Anti–Asian hatred, violence and discrimination from the neighborhood to the workplace has been deeply sown into the soil and roots of this nation. The threat of harm and worrying about potential harm has always loomed over my experience as an Asian American since I came here from India at 4 years old. My mother worked as a nurse in New York City and brought my grandmother and me from India to be reunited with the family. My grandmother and I did not speak a word of English but very quickly learned that some in this country did not welcome our arrival. I remember sensing anger from a white neighbor in our apartment building—and feeling confused by it as a child. I asked my dad why does the lady down the hall yell at us and slam her door when we walk by. That first memory of hate left an imprint on me—44 years later I can still remember vividly the hallway we walked down, the sound of her door slamming, and the thunderous reverberations heard all the way down that hall.

As we still reel from the Trump era—we know the Trump style hate mongering was being cultivated over many generations. Growing up on the East Coast, in NY and NJ, I lived through numerous episodes of Anti Asian harassment and violence. Living in Jersey City in the 80’s where a dangerous movement of racist skinheads targeted South Asians like me people—attacks left an elderly man dead and another brain damaged for life. I remember having a family outing in our new car when a group of white teens hit our car with their fists while yelling racial slurs. It was terrifying, we felt alone and isolated. There were more incidents like this and heightened tensions again when we made war in Iraq the first time and after 9/11. In the following months the violence and hate spiked again, this time, with an orchestrated state sponsored rounding up of South Asian, Muslim and Arab American peoples for detention and deportation. As South Asian Leading together (SAALT), a national South Asian civil rights organization explains “Since September 11th, South Asian, Sikh, Muslim, and Arab Americans have been the targets of numerous hate crimes, as well as employment discrimination, bullying, harassment, and profiling. In addition, places of worship have been vandalized and attacked” The organization coordinates the Acts of Hate database that lists hate crimes against Asian and Pacific Islander individuals—the hate is comprehensive –impacting every aspect of peoples’ lives—at school, at work, recreating and just being out in public.

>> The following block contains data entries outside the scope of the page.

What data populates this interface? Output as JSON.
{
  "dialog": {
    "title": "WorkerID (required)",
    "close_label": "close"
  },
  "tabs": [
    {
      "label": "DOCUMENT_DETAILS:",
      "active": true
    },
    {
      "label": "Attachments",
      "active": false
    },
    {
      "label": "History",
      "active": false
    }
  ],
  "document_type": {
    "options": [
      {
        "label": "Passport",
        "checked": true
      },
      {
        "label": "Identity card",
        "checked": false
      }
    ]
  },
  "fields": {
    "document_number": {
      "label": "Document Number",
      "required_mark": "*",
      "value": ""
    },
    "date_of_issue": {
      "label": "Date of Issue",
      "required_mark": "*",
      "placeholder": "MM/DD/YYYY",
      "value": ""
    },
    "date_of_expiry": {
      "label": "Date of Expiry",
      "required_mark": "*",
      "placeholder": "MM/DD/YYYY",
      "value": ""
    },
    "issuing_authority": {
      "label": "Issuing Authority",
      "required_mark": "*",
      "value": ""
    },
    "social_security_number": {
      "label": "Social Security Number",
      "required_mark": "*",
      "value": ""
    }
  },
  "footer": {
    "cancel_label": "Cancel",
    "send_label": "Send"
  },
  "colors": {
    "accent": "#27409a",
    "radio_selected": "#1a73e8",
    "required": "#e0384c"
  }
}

Even as these incidents seem so common place, there are those moments when an incident rocks you to your core. The 2017 murder of Srinivas Kuchibotla in Kansas bar was one of those for me. Kuchibotla was a 32 year old tech worker from Hyderabad, where my family is from, who was just hanging out with coworker after work, which I too loved to do. In just a few minutes, he was gunned down by a white man ,who before pulling the trigger, yelled to him “get out of my country.” This murder followed just 6 months after a highly toxic political campaign period where the state’s Republican party distributed inflammatory anti-Muslim, xenophobic fliers claiming new immigrants in the state are terrorists living next door.

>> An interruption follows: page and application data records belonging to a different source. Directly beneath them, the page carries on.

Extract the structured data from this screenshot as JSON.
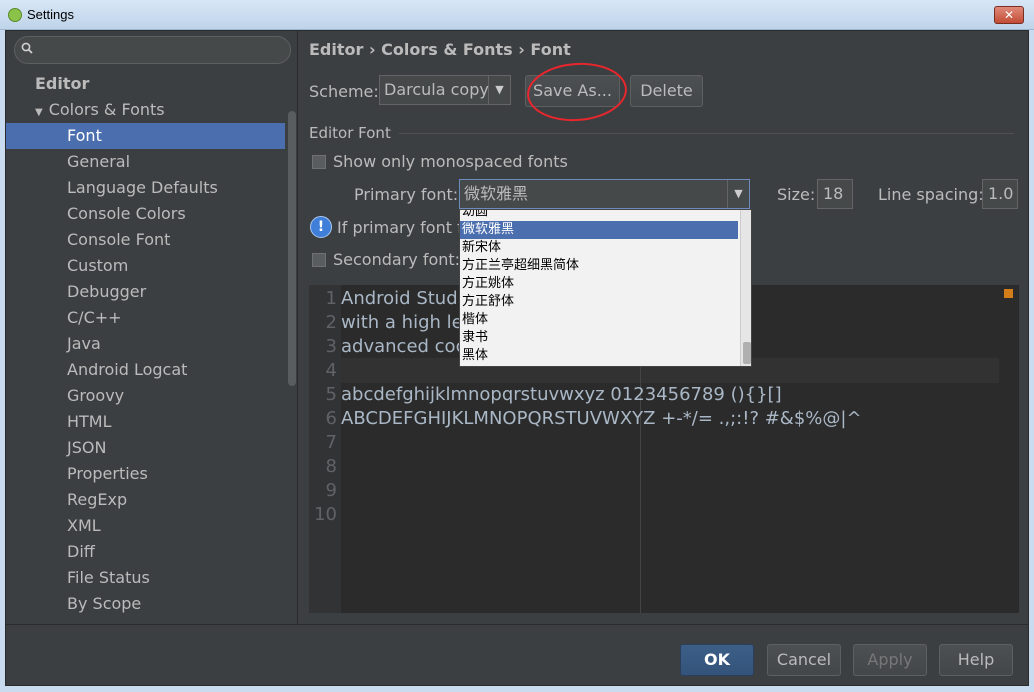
{
  "window": {
    "title": "Settings",
    "close_glyph": "✕"
  },
  "search": {
    "placeholder": ""
  },
  "sidebar": {
    "items": [
      {
        "label": "Editor",
        "level": 0
      },
      {
        "label": "Colors & Fonts",
        "level": 1,
        "expanded": true
      },
      {
        "label": "Font",
        "level": 2,
        "selected": true
      },
      {
        "label": "General",
        "level": 2
      },
      {
        "label": "Language Defaults",
        "level": 2
      },
      {
        "label": "Console Colors",
        "level": 2
      },
      {
        "label": "Console Font",
        "level": 2
      },
      {
        "label": "Custom",
        "level": 2
      },
      {
        "label": "Debugger",
        "level": 2
      },
      {
        "label": "C/C++",
        "level": 2
      },
      {
        "label": "Java",
        "level": 2
      },
      {
        "label": "Android Logcat",
        "level": 2
      },
      {
        "label": "Groovy",
        "level": 2
      },
      {
        "label": "HTML",
        "level": 2
      },
      {
        "label": "JSON",
        "level": 2
      },
      {
        "label": "Properties",
        "level": 2
      },
      {
        "label": "RegExp",
        "level": 2
      },
      {
        "label": "XML",
        "level": 2
      },
      {
        "label": "Diff",
        "level": 2
      },
      {
        "label": "File Status",
        "level": 2
      },
      {
        "label": "By Scope",
        "level": 2
      }
    ]
  },
  "header": {
    "breadcrumb": "Editor › Colors & Fonts › Font"
  },
  "scheme": {
    "label": "Scheme:",
    "value": "Darcula copy",
    "save_as": "Save As...",
    "delete": "Delete"
  },
  "editor_font": {
    "section_title": "Editor Font",
    "monospaced_label": "Show only monospaced fonts",
    "primary_label": "Primary font:",
    "primary_value": "微软雅黑",
    "size_label": "Size:",
    "size_value": "18",
    "line_spacing_label": "Line spacing:",
    "line_spacing_value": "1.0",
    "info_text": "If primary font f",
    "secondary_label": "Secondary font:"
  },
  "font_dropdown": {
    "items": [
      "幼圆",
      "微软雅黑",
      "新宋体",
      "方正兰亭超细黑简体",
      "方正姚体",
      "方正舒体",
      "楷体",
      "隶书",
      "黑体"
    ],
    "selected_index": 1
  },
  "preview": {
    "line_numbers": [
      "1",
      "2",
      "3",
      "4",
      "5",
      "6",
      "7",
      "8",
      "9",
      "10"
    ],
    "lines": [
      "Android Stud",
      "with a high le",
      "advanced coc",
      "",
      "abcdefghijklmnopqrstuvwxyz 0123456789 (){}[]",
      "ABCDEFGHIJKLMNOPQRSTUVWXYZ +-*/= .,;:!? #&$%@|^",
      "",
      "",
      "",
      ""
    ]
  },
  "footer": {
    "ok": "OK",
    "cancel": "Cancel",
    "apply": "Apply",
    "help": "Help"
  },
  "colors": {
    "selection": "#4b6eaf",
    "panel": "#3c3f41",
    "editor_bg": "#2b2b2b",
    "annotation": "#e8262e"
  }
}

For our API communities, as for others , violence isn’t just interpersonal –it’s systemic. In Oregon’s history, from Astoria to St. John’s to Hells Canyon, Ashland and beyond, Chinese, Punjabi, Japanese immigrants and workers have faced harsh conditions and violence—from state sponsored violence to vigilante with guns and weapons. As with our Black and Indigenous communities—Asians faced expulsion and extortion through violence and laws limiting our rights. Immigration and economic policies that feed the narrative that we are always the other to be feared and kept out-dead or alive. In a particularly cruel example–Kuchibotla’s widow, who relied on her husband’s work visa, was placed under deportation order after his death—traumatizing her another time. And under the Trump administration’s forced imprisonment of asylum seekers, over 100 Asian asylum seekers were held in Oregon’s Sheridan prison. These men had families in the United States ready to take custody of them, but it took an epic fight of community and faith leaders to force the administration to release.

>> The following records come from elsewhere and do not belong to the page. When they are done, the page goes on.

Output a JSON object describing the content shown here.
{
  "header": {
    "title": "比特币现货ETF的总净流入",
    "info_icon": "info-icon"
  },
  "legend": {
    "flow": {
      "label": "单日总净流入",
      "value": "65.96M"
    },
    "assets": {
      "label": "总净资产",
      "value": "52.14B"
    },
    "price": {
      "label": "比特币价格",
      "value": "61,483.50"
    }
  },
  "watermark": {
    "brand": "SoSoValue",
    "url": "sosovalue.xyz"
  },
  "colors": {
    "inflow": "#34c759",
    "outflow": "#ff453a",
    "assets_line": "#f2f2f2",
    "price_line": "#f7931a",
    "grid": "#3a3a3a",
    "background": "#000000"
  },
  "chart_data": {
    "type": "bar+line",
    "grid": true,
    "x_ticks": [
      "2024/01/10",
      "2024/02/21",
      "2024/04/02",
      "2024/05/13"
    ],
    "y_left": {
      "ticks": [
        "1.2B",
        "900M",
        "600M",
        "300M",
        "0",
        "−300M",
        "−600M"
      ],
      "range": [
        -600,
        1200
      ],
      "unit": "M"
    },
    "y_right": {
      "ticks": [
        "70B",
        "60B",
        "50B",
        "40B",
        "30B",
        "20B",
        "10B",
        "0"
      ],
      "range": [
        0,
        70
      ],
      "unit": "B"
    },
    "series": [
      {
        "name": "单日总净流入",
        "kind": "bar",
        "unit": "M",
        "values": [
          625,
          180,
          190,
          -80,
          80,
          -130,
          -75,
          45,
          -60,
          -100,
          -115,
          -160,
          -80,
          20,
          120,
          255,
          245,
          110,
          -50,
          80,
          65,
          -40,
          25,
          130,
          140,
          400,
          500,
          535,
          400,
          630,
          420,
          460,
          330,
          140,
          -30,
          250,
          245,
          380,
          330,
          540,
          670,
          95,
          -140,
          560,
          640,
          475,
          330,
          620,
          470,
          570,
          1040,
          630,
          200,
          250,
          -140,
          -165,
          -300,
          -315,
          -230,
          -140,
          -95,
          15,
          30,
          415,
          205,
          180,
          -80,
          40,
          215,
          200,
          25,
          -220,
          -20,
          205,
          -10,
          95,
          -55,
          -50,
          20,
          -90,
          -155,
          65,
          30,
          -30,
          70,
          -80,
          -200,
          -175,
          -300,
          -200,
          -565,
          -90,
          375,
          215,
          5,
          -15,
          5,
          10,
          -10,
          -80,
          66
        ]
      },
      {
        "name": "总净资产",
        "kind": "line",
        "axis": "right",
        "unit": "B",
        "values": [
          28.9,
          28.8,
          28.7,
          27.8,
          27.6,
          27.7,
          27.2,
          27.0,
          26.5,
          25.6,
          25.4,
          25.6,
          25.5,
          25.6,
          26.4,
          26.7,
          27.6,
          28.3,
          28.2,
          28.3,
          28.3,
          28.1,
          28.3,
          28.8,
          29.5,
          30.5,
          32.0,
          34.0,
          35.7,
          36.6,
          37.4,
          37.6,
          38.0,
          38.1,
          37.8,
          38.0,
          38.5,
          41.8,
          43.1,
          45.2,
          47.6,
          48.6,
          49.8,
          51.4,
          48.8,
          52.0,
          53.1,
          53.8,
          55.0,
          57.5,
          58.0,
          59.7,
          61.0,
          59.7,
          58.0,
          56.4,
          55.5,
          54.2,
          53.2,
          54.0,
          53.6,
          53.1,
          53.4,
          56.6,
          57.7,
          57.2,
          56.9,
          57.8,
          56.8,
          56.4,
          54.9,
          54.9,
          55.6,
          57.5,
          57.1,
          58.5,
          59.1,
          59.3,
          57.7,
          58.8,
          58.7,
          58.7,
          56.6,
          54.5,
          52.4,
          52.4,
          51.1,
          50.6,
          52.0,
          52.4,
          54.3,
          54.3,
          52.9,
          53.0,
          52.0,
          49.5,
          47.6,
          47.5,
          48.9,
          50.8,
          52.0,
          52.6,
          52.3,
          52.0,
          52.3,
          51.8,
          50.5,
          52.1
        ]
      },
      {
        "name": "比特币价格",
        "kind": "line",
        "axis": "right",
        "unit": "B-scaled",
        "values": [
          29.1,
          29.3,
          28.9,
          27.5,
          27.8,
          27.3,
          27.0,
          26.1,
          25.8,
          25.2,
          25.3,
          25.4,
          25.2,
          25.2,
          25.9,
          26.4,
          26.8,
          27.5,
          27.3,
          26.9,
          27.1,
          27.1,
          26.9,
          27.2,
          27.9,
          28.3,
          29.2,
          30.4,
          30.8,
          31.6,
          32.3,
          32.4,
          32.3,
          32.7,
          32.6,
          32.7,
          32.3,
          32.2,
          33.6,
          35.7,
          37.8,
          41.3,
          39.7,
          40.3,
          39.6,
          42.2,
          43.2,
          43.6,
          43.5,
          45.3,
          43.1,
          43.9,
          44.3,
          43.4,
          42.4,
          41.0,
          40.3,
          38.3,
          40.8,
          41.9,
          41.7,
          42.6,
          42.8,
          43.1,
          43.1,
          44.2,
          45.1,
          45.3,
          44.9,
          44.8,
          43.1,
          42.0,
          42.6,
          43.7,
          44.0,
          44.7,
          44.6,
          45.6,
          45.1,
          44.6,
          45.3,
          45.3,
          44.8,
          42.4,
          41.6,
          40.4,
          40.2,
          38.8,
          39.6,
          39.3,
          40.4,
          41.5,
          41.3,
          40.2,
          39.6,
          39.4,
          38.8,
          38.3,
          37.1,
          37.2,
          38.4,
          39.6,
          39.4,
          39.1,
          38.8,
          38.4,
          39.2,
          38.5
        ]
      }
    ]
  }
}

The strategies for transformation are forged in the painful learnings from past movements for resistance and resilience; Invest in community and workplace organizing—so that API communities build community power to shape their lives for the good and change policies that harm them; Invest in building multi-racial coalitions across race, gender and class lines to build solidarity and to effectively challenge those who seek division and exploitation-API communities must advocate for themselves and see that we are part of a broader effort for justice; and, Invest in making sure government is accountable for the violence by repealing laws that assist white nationalists and also making perpetrators of hate mongering and violence fully accountable for their crimes. Full power and full voice for all oppressed peoples will ensure the next generations are free from harm and truly thrive.